> What you have to do:
Read the data that follows. Then repeat it exactly.
Start of Dataset extract
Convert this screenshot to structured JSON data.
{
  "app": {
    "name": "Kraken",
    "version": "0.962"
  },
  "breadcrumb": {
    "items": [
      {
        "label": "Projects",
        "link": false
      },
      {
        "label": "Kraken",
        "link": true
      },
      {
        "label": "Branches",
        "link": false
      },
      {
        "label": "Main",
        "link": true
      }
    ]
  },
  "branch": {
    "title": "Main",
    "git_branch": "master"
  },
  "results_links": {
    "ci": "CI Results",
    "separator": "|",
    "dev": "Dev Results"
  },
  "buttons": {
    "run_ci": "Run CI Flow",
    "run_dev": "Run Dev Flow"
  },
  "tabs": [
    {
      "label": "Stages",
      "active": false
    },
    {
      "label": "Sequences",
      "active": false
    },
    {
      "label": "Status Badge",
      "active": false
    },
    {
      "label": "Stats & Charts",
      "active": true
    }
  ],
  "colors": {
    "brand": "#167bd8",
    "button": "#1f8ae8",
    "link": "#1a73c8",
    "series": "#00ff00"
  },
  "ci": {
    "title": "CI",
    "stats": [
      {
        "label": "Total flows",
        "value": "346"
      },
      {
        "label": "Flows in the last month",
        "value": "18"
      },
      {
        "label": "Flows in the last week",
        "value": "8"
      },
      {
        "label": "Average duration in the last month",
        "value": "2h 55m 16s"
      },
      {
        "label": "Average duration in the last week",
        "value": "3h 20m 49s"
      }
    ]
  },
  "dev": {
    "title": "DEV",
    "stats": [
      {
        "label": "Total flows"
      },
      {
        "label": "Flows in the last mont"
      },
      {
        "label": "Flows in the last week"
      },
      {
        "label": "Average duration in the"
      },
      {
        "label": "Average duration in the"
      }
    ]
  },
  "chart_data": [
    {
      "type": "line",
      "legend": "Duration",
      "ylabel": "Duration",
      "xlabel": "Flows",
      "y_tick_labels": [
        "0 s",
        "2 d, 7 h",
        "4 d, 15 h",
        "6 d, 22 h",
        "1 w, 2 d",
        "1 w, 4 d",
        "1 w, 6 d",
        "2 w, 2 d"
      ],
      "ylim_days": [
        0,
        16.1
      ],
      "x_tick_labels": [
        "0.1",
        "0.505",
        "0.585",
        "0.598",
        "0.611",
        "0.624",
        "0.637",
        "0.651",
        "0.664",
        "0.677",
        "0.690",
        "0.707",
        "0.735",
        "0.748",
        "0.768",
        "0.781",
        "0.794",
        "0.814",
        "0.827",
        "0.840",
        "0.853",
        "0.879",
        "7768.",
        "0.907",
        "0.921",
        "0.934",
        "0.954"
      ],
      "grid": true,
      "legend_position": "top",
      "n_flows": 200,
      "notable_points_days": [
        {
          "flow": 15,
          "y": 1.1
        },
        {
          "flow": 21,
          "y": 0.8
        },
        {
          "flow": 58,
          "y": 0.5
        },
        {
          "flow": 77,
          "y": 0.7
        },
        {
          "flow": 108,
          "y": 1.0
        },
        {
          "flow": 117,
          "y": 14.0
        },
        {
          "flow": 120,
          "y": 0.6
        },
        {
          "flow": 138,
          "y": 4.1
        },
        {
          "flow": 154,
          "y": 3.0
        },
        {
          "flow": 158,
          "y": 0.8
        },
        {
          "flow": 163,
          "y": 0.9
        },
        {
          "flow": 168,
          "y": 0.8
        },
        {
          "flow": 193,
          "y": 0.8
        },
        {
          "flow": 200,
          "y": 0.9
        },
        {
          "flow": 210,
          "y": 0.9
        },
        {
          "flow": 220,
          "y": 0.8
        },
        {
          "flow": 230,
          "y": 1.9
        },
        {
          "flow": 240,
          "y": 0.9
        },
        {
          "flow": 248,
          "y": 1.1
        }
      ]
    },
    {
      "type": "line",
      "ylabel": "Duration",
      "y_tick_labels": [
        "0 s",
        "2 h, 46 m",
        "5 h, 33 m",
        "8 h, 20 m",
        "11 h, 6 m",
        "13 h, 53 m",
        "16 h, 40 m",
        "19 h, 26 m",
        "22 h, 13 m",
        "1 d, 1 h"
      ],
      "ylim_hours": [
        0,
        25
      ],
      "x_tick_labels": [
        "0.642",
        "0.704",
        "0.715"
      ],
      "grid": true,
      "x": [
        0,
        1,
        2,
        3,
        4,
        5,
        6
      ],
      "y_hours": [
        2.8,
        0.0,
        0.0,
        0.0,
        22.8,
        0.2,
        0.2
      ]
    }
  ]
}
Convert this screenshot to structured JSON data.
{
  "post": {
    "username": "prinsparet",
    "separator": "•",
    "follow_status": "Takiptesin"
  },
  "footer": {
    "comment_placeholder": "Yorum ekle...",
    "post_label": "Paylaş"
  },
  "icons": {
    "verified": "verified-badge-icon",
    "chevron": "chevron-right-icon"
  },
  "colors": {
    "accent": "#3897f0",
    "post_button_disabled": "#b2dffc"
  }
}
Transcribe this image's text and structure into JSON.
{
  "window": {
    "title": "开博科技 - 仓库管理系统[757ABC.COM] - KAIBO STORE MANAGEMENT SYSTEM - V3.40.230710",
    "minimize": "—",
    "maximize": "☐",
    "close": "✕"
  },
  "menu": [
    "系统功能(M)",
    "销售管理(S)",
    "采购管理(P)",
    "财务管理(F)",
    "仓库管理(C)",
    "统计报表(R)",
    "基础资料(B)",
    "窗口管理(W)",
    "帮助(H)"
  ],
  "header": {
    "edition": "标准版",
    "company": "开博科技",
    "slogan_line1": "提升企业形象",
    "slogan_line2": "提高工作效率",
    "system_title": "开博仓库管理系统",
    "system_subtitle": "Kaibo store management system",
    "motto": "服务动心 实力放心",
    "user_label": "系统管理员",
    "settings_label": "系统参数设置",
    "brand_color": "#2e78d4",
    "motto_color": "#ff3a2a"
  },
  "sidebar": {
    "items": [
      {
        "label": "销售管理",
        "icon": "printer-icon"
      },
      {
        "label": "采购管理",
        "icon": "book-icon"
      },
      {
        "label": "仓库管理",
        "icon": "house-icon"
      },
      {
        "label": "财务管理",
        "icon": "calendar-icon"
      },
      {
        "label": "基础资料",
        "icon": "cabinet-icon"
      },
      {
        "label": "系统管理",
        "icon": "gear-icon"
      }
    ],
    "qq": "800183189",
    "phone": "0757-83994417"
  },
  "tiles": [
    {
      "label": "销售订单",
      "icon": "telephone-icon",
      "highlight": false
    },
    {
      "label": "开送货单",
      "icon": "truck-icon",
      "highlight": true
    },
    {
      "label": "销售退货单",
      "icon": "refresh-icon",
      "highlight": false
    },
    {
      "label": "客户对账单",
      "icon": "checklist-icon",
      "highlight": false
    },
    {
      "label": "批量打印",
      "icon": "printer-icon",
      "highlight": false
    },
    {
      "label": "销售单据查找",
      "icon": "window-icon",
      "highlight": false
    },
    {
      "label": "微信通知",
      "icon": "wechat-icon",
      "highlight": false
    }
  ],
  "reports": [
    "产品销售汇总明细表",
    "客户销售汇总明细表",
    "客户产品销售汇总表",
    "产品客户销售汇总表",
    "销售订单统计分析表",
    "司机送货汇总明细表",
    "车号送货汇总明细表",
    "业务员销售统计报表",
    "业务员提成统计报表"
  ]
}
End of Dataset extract
> Answer area:
Convert this screenshot to structured JSON data.
{
  "app": {
    "name": "Kraken",
    "version": "0.962"
  },
  "breadcrumb": {
    "items": [
      {
        "label": "Projects",
        "link": false
      },
      {
        "label": "Kraken",
        "link": true
      },
      {
        "label": "Branches",
        "link": false
      },
      {
        "label": "Main",
        "link": true
      }
    ]
  },
  "branch": {
    "title": "Main",
    "git_branch": "master"
  },
  "results_links": {
    "ci": "CI Results",
    "separator": "|",
    "dev": "Dev Results"
  },
  "buttons": {
    "run_ci": "Run CI Flow",
    "run_dev": "Run Dev Flow"
  },
  "tabs": [
    {
      "label": "Stages",
      "active": false
    },
    {
      "label": "Sequences",
      "active": false
    },
    {
      "label": "Status Badge",
      "active": false
    },
    {
      "label": "Stats & Charts",
      "active": true
    }
  ],
  "colors": {
    "brand": "#167bd8",
    "button": "#1f8ae8",
    "link": "#1a73c8",
    "series": "#00ff00"
  },
  "ci": {
    "title": "CI",
    "stats": [
      {
        "label": "Total flows",
        "value": "346"
      },
      {
        "label": "Flows in the last month",
        "value": "18"
      },
      {
        "label": "Flows in the last week",
        "value": "8"
      },
      {
        "label": "Average duration in the last month",
        "value": "2h 55m 16s"
      },
      {
        "label": "Average duration in the last week",
        "value": "3h 20m 49s"
      }
    ]
  },
  "dev": {
    "title": "DEV",
    "stats": [
      {
        "label": "Total flows"
      },
      {
        "label": "Flows in the last mont"
      },
      {
        "label": "Flows in the last week"
      },
      {
        "label": "Average duration in the"
      },
      {
        "label": "Average duration in the"
      }
    ]
  },
  "chart_data": [
    {
      "type": "line",
      "legend": "Duration",
      "ylabel": "Duration",
      "xlabel": "Flows",
      "y_tick_labels": [
        "0 s",
        "2 d, 7 h",
        "4 d, 15 h",
        "6 d, 22 h",
        "1 w, 2 d",
        "1 w, 4 d",
        "1 w, 6 d",
        "2 w, 2 d"
      ],
      "ylim_days": [
        0,
        16.1
      ],
      "x_tick_labels": [
        "0.1",
        "0.505",
        "0.585",
        "0.598",
        "0.611",
        "0.624",
        "0.637",
        "0.651",
        "0.664",
        "0.677",
        "0.690",
        "0.707",
        "0.735",
        "0.748",
        "0.768",
        "0.781",
        "0.794",
        "0.814",
        "0.827",
        "0.840",
        "0.853",
        "0.879",
        "7768.",
        "0.907",
        "0.921",
        "0.934",
        "0.954"
      ],
      "grid": true,
      "legend_position": "top",
      "n_flows": 200,
      "notable_points_days": [
        {
          "flow": 15,
          "y": 1.1
        },
        {
          "flow": 21,
          "y": 0.8
        },
        {
          "flow": 58,
          "y": 0.5
        },
        {
          "flow": 77,
          "y": 0.7
        },
        {
          "flow": 108,
          "y": 1.0
        },
        {
          "flow": 117,
          "y": 14.0
        },
        {
          "flow": 120,
          "y": 0.6
        },
        {
          "flow": 138,
          "y": 4.1
        },
        {
          "flow": 154,
          "y": 3.0
        },
        {
          "flow": 158,
          "y": 0.8
        },
        {
          "flow": 163,
          "y": 0.9
        },
        {
          "flow": 168,
          "y": 0.8
        },
        {
          "flow": 193,
          "y": 0.8
        },
        {
          "flow": 200,
          "y": 0.9
        },
        {
          "flow": 210,
          "y": 0.9
        },
        {
          "flow": 220,
          "y": 0.8
        },
        {
          "flow": 230,
          "y": 1.9
        },
        {
          "flow": 240,
          "y": 0.9
        },
        {
          "flow": 248,
          "y": 1.1
        }
      ]
    },
    {
      "type": "line",
      "ylabel": "Duration",
      "y_tick_labels": [
        "0 s",
        "2 h, 46 m",
        "5 h, 33 m",
        "8 h, 20 m",
        "11 h, 6 m",
        "13 h, 53 m",
        "16 h, 40 m",
        "19 h, 26 m",
        "22 h, 13 m",
        "1 d, 1 h"
      ],
      "ylim_hours": [
        0,
        25
      ],
      "x_tick_labels": [
        "0.642",
        "0.704",
        "0.715"
      ],
      "grid": true,
      "x": [
        0,
        1,
        2,
        3,
        4,
        5,
        6
      ],
      "y_hours": [
        2.8,
        0.0,
        0.0,
        0.0,
        22.8,
        0.2,
        0.2
      ]
    }
  ]
}
Convert this screenshot to structured JSON data.
{
  "post": {
    "username": "prinsparet",
    "separator": "•",
    "follow_status": "Takiptesin"
  },
  "footer": {
    "comment_placeholder": "Yorum ekle...",
    "post_label": "Paylaş"
  },
  "icons": {
    "verified": "verified-badge-icon",
    "chevron": "chevron-right-icon"
  },
  "colors": {
    "accent": "#3897f0",
    "post_button_disabled": "#b2dffc"
  }
}
Transcribe this image's text and structure into JSON.
{
  "window": {
    "title": "开博科技 - 仓库管理系统[757ABC.COM] - KAIBO STORE MANAGEMENT SYSTEM - V3.40.230710",
    "minimize": "—",
    "maximize": "☐",
    "close": "✕"
  },
  "menu": [
    "系统功能(M)",
    "销售管理(S)",
    "采购管理(P)",
    "财务管理(F)",
    "仓库管理(C)",
    "统计报表(R)",
    "基础资料(B)",
    "窗口管理(W)",
    "帮助(H)"
  ],
  "header": {
    "edition": "标准版",
    "company": "开博科技",
    "slogan_line1": "提升企业形象",
    "slogan_line2": "提高工作效率",
    "system_title": "开博仓库管理系统",
    "system_subtitle": "Kaibo store management system",
    "motto": "服务动心 实力放心",
    "user_label": "系统管理员",
    "settings_label": "系统参数设置",
    "brand_color": "#2e78d4",
    "motto_color": "#ff3a2a"
  },
  "sidebar": {
    "items": [
      {
        "label": "销售管理",
        "icon": "printer-icon"
      },
      {
        "label": "采购管理",
        "icon": "book-icon"
      },
      {
        "label": "仓库管理",
        "icon": "house-icon"
      },
      {
        "label": "财务管理",
        "icon": "calendar-icon"
      },
      {
        "label": "基础资料",
        "icon": "cabinet-icon"
      },
      {
        "label": "系统管理",
        "icon": "gear-icon"
      }
    ],
    "qq": "800183189",
    "phone": "0757-83994417"
  },
  "tiles": [
    {
      "label": "销售订单",
      "icon": "telephone-icon",
      "highlight": false
    },
    {
      "label": "开送货单",
      "icon": "truck-icon",
      "highlight": true
    },
    {
      "label": "销售退货单",
      "icon": "refresh-icon",
      "highlight": false
    },
    {
      "label": "客户对账单",
      "icon": "checklist-icon",
      "highlight": false
    },
    {
      "label": "批量打印",
      "icon": "printer-icon",
      "highlight": false
    },
    {
      "label": "销售单据查找",
      "icon": "window-icon",
      "highlight": false
    },
    {
      "label": "微信通知",
      "icon": "wechat-icon",
      "highlight": false
    }
  ],
  "reports": [
    "产品销售汇总明细表",
    "客户销售汇总明细表",
    "客户产品销售汇总表",
    "产品客户销售汇总表",
    "销售订单统计分析表",
    "司机送货汇总明细表",
    "车号送货汇总明细表",
    "业务员销售统计报表",
    "业务员提成统计报表"
  ]
}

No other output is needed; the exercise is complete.